Print every record exactly, omitting none.

Top of GIVEN INFORMATION

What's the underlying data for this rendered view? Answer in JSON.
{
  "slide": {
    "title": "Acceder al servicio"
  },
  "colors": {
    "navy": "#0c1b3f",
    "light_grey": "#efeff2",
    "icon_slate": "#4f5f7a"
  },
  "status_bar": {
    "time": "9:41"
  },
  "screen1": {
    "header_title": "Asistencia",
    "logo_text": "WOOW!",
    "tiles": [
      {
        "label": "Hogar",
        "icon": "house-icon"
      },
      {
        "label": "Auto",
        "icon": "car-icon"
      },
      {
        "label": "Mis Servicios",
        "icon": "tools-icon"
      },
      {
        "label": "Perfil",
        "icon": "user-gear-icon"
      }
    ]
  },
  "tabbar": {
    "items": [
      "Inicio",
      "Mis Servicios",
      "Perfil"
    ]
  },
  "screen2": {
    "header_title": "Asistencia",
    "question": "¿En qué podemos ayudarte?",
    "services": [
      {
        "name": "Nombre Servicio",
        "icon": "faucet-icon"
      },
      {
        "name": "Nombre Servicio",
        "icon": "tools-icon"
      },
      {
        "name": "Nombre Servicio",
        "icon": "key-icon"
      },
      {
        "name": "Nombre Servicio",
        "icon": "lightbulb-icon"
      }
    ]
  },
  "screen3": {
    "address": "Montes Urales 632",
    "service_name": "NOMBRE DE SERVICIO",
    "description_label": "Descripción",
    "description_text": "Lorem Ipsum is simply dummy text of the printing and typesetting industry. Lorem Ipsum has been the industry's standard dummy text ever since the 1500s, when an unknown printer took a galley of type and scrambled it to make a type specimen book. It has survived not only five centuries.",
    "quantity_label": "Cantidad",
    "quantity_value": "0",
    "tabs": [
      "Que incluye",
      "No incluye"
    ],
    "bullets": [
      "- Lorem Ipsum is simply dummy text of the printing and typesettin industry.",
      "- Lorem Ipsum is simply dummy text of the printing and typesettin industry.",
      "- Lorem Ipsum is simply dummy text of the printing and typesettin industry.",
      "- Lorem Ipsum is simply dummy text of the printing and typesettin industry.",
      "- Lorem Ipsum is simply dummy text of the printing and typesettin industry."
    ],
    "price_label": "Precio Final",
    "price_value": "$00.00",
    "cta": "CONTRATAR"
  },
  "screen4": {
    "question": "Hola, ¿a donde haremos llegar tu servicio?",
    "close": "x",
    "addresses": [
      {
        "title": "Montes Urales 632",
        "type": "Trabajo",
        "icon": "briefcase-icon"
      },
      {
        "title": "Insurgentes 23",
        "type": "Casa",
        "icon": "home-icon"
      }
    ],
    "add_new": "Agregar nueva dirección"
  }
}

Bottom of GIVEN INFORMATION

**REPLY:**
What's the underlying data for this rendered view? Answer in JSON.
{
  "slide": {
    "title": "Acceder al servicio"
  },
  "colors": {
    "navy": "#0c1b3f",
    "light_grey": "#efeff2",
    "icon_slate": "#4f5f7a"
  },
  "status_bar": {
    "time": "9:41"
  },
  "screen1": {
    "header_title": "Asistencia",
    "logo_text": "WOOW!",
    "tiles": [
      {
        "label": "Hogar",
        "icon": "house-icon"
      },
      {
        "label": "Auto",
        "icon": "car-icon"
      },
      {
        "label": "Mis Servicios",
        "icon": "tools-icon"
      },
      {
        "label": "Perfil",
        "icon": "user-gear-icon"
      }
    ]
  },
  "tabbar": {
    "items": [
      "Inicio",
      "Mis Servicios",
      "Perfil"
    ]
  },
  "screen2": {
    "header_title": "Asistencia",
    "question": "¿En qué podemos ayudarte?",
    "services": [
      {
        "name": "Nombre Servicio",
        "icon": "faucet-icon"
      },
      {
        "name": "Nombre Servicio",
        "icon": "tools-icon"
      },
      {
        "name": "Nombre Servicio",
        "icon": "key-icon"
      },
      {
        "name": "Nombre Servicio",
        "icon": "lightbulb-icon"
      }
    ]
  },
  "screen3": {
    "address": "Montes Urales 632",
    "service_name": "NOMBRE DE SERVICIO",
    "description_label": "Descripción",
    "description_text": "Lorem Ipsum is simply dummy text of the printing and typesetting industry. Lorem Ipsum has been the industry's standard dummy text ever since the 1500s, when an unknown printer took a galley of type and scrambled it to make a type specimen book. It has survived not only five centuries.",
    "quantity_label": "Cantidad",
    "quantity_value": "0",
    "tabs": [
      "Que incluye",
      "No incluye"
    ],
    "bullets": [
      "- Lorem Ipsum is simply dummy text of the printing and typesettin industry.",
      "- Lorem Ipsum is simply dummy text of the printing and typesettin industry.",
      "- Lorem Ipsum is simply dummy text of the printing and typesettin industry.",
      "- Lorem Ipsum is simply dummy text of the printing and typesettin industry.",
      "- Lorem Ipsum is simply dummy text of the printing and typesettin industry."
    ],
    "price_label": "Precio Final",
    "price_value": "$00.00",
    "cta": "CONTRATAR"
  },
  "screen4": {
    "question": "Hola, ¿a donde haremos llegar tu servicio?",
    "close": "x",
    "addresses": [
      {
        "title": "Montes Urales 632",
        "type": "Trabajo",
        "icon": "briefcase-icon"
      },
      {
        "title": "Insurgentes 23",
        "type": "Casa",
        "icon": "home-icon"
      }
    ],
    "add_new": "Agregar nueva dirección"
  }
}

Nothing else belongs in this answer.